Problem details » Look through the listing underneath for "text", and copy every line that has it.

Listed entries »
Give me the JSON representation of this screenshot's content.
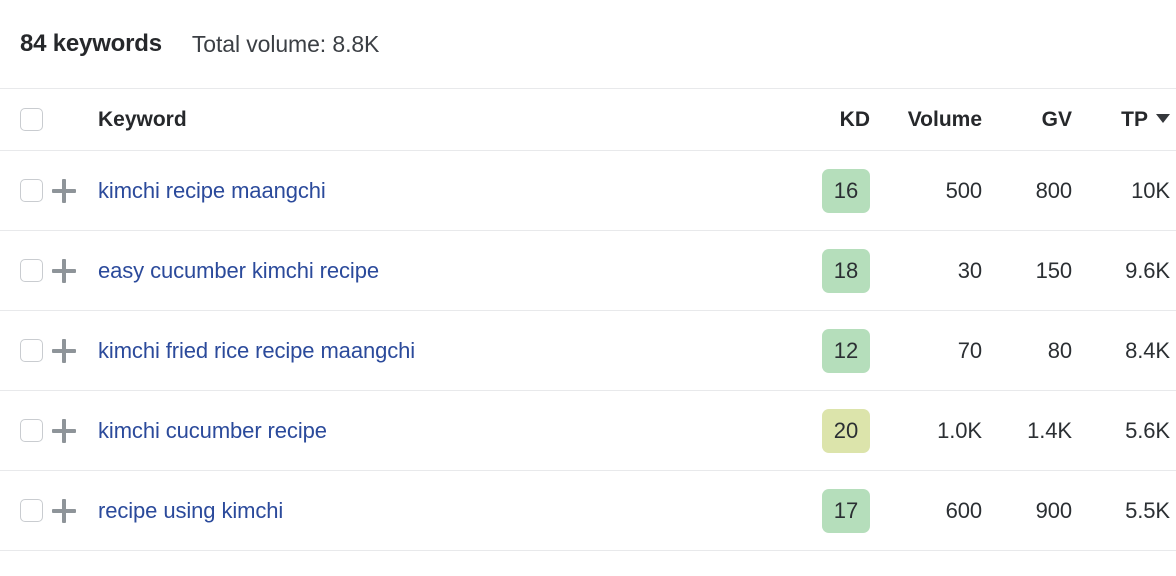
{
  "summary": {
    "count_label": "84 keywords",
    "volume_label": "Total volume: 8.8K"
  },
  "table": {
    "headers": {
      "keyword": "Keyword",
      "kd": "KD",
      "volume": "Volume",
      "gv": "GV",
      "tp": "TP"
    },
    "sort": {
      "column": "TP",
      "direction": "desc",
      "icon": "caret-down-icon"
    },
    "select_all_checked": false,
    "rows": [
      {
        "keyword": "kimchi recipe maangchi",
        "kd": "16",
        "kd_color": "#b5debb",
        "volume": "500",
        "gv": "800",
        "tp": "10K",
        "checked": false,
        "add_icon": "plus-icon"
      },
      {
        "keyword": "easy cucumber kimchi recipe",
        "kd": "18",
        "kd_color": "#b5debb",
        "volume": "30",
        "gv": "150",
        "tp": "9.6K",
        "checked": false,
        "add_icon": "plus-icon"
      },
      {
        "keyword": "kimchi fried rice recipe maangchi",
        "kd": "12",
        "kd_color": "#b5debb",
        "volume": "70",
        "gv": "80",
        "tp": "8.4K",
        "checked": false,
        "add_icon": "plus-icon"
      },
      {
        "keyword": "kimchi cucumber recipe",
        "kd": "20",
        "kd_color": "#dce4ab",
        "volume": "1.0K",
        "gv": "1.4K",
        "tp": "5.6K",
        "checked": false,
        "add_icon": "plus-icon"
      },
      {
        "keyword": "recipe using kimchi",
        "kd": "17",
        "kd_color": "#b5debb",
        "volume": "600",
        "gv": "900",
        "tp": "5.5K",
        "checked": false,
        "add_icon": "plus-icon"
      }
    ]
  },
  "colors": {
    "link": "#2b4a9b",
    "divider": "#e8e9eb",
    "text": "#2b2f33",
    "kd_easy": "#b5debb",
    "kd_medium": "#dce4ab"
  }
}
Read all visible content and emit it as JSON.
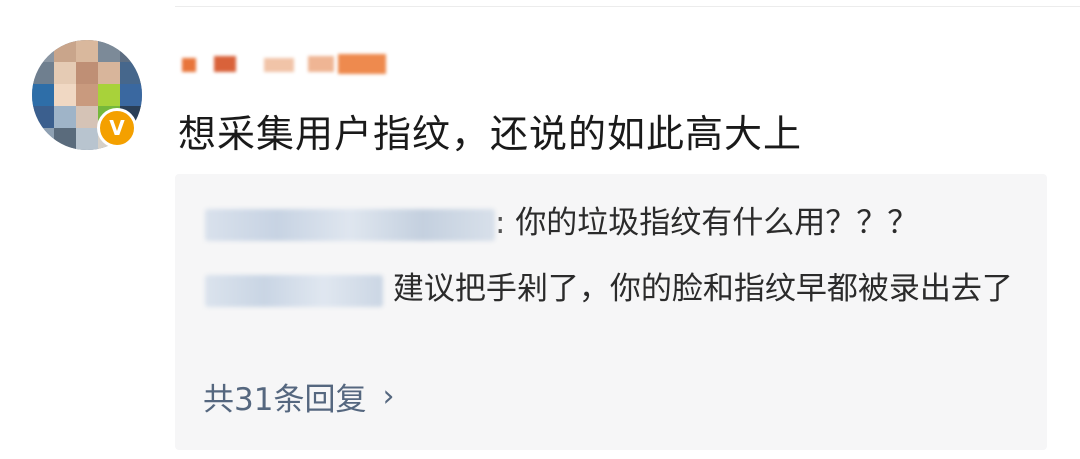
{
  "comment": {
    "text": "想采集用户指纹，还说的如此高大上",
    "avatar_badge": "V"
  },
  "replies": [
    {
      "text": "你的垃圾指纹有什么用？？？"
    },
    {
      "text": "建议把手剁了，你的脸和指纹早都被录出去了"
    }
  ],
  "more_replies_label": "共31条回复",
  "colors": {
    "badge": "#f4a000",
    "link": "#55677f",
    "reply_bg": "#f6f6f7"
  }
}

Task output »
    "text": "#2b2f33",
    "text": "想采集用户指纹，还说的如此高大上",
      "text": "你的垃圾指纹有什么用？？？"
      "text": "建议把手剁了，你的脸和指纹早都被录出去了"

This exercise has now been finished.